Poonky - Training An 8 Year Old Tennis JuniorI've recently had a chance to train a young Thai girl named Poonky for 2 months. Poonky just turned 8 years old and is currently ranked in the top 10 in Thailand under 8.
Before I move onto drills, there is just one thing I wish to mention: children in most European countries DO NOT play tennis on full court at the age of 8, especially not in the official tournaments.
Typically, we play "midi" (from medium) tennis, where the court is 3/4 the length of the normal court.
Why is it so important not to play full court tennis, even though most skilled children at 8 can play from the baseline?
Because they will inevitably start playing high loopy balls, which are very hard to play back for children who are still small. So at this age, high balls work really well and kids use them in competitive situations.
The problem with this is that most kids will naturally develop a heavy western grip on the forehand side, which will enable them to hit high balls much easier.
If you combine this with the main winning tactic at this age, which is looping high balls to each other, you'll see that this will inevitably cause big problems in their future development: players with a heavy western grip rarely manage to hit through the ball and their feel for other grips is very poor.
They also develop too much spin and too loopy balls to really play aggressively at the later stages of their development.
But if the kids play "midi" tennis, then high loopy balls are very difficult to play (the court is too short), so children automatically learn to play angles and more aggressive shots. It's also much easier to come to the net and there is very intensive running left and right.
However, since I was in Thailand where kids, even at 8 years, play full court tennis, I had to adjust my coaching and Poonky's main training plan to these conditions.
1. Warm Up - Two Lines DrillThe Two Lines warm up is one of warm ups Poonky did before we started the lesson. I like to change warm up routines since they quickly become boring and the players don't really intensively warm up.
As you can see in the video, Poonky still lacks leg coordination and balance, so drills like this are a must for her and all other children at this age.
Poonky would also do a few dynamic stretching exercises (2 min.) after this warm up and then we would start hitting from the service boxes.
We would usually play one of the warm up drills on the mini court, to further develop her coordination and footwork.
2. Forward - Backward FootworkAs I mentioned in the beginning, at this age and when playing on the full court, kids have the most problems with very short balls and very deep high balls.
There are two reasons:
1. They don't see (judge) the ball early enough.
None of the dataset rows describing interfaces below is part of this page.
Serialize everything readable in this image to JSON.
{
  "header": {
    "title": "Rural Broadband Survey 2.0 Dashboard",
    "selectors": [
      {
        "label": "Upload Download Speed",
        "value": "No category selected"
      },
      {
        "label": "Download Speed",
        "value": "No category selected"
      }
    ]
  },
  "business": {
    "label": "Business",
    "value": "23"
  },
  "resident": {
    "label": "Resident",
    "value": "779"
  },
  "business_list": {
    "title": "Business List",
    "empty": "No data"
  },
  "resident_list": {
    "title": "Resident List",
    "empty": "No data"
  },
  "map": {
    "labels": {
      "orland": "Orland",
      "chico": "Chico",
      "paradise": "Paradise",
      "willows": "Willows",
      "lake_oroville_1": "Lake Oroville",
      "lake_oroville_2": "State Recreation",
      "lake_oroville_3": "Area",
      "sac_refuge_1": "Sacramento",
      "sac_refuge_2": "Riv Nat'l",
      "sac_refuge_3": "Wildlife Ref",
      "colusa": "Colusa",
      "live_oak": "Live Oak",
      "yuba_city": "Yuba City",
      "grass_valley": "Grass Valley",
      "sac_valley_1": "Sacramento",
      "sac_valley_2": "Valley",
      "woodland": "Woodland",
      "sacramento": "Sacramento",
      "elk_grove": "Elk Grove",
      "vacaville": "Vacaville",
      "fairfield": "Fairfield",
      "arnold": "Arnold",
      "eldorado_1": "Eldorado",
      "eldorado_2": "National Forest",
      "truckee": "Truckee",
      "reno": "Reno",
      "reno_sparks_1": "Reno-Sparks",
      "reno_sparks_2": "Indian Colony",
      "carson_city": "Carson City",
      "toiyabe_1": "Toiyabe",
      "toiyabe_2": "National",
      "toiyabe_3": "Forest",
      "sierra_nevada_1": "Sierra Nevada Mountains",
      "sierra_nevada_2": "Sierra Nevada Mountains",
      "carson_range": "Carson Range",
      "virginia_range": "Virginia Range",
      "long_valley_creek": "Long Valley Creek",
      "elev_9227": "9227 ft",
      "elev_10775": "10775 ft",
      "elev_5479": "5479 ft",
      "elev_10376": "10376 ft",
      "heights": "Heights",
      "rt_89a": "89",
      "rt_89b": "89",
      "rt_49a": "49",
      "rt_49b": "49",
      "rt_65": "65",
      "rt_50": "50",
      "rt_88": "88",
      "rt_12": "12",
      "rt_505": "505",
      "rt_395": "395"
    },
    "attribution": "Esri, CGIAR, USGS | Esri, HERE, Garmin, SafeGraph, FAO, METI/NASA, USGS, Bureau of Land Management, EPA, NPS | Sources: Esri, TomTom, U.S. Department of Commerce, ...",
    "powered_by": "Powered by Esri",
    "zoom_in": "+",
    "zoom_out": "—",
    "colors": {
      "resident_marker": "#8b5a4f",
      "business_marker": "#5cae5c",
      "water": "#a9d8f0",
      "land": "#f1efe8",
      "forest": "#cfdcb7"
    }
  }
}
Their depth perception is typically very poor. While they can quickly see whether the ball goes left or right (and start running), they see very late whether the ball is short or long.
2. They don't move in the most efficient way. Most try to shuffle, like Poonky moved in the first few tries.
When the ball is short, they should run normally towards the ball and start positioning into a more sideways position and closed stance, one or two steps before hitting the ball.
And when the ball is deep, they should run backwards with cross-over steps which enable them to move faster and it's much easier to move the weight forward, once you stop moving backwards.
Observe Poonky's footwork and try to see when she uses the correct - faster and more efficient - footwoork and when she doesn't make it.
Also note whether she finds the right distance from the ball (in front and on the side) or not.
I don't make her aware of misses or wrong distance from the ball, until I see that the correct footwork is almost automatic. Doing that would only confuse her and she would even more often forget about the main purpose of the drill - footwork.
The last variation of the drill - short to the forehand, long to the backhand, short to the backhand and long to the forehand, is one of the most popular footwoork drills in Spain.
A friend, a tennis coach from Spain, told me that Emilio Sanchez would do 80 balls in a row doing this drill. And he would do this drill very often...
3. Reactions & Fun Net Dame DrillReactions can be improved the most from the age of 7 to 14. After that, the window of opportunity to develop reactions is closed and there's not much you can do later.
Quick reactions are the key in the modern tennis, where most of the game consists of hard hitting and thus, trying to take the time away from opponent. This is especially true when it comes to returning first serves and playing at the net.
The first drill in the video is one of those tennis drills that all kids like. The goal is to catch the ball before it bounces and quickly prepare for the next one.
I usually play 6 to 8 balls in one set and then rest for 10 seconds for the next set. With Poonky we would usually do 6 to 8 sets all together.
The best time to play this reactions drill is at the start of the lesson (to activate the player), before practicing at the net or at the end of the practice, if the player is not too tired.
The second drill, where we play some volleys and a smash, is another drill to keep the player alert, have some fun with volleys and quickly react to the smash.
I did very little work with Poonky, explaining what she needs to do when volleying. She knows the she needs to impart some slice on the ball, but the rest of the technique (short preparation, short follow-through) just developed automatically, through this and a few other similar net game drills.
Poonky needs to develop volley technique by the age of 12, but right now she will almost never go to the net in the real match. The court is too big, she is too small and her opponent can pass her or play over her even by missing the shot. ;)
So, I don't really emphasize the volley in training lessons. Instead, we often play this fun net game at the end of the practice to repeat a few volleys, practice split step and finish the practice in a positive way.
More drills and videos coming in Part II - quick preparation and using the body rotation...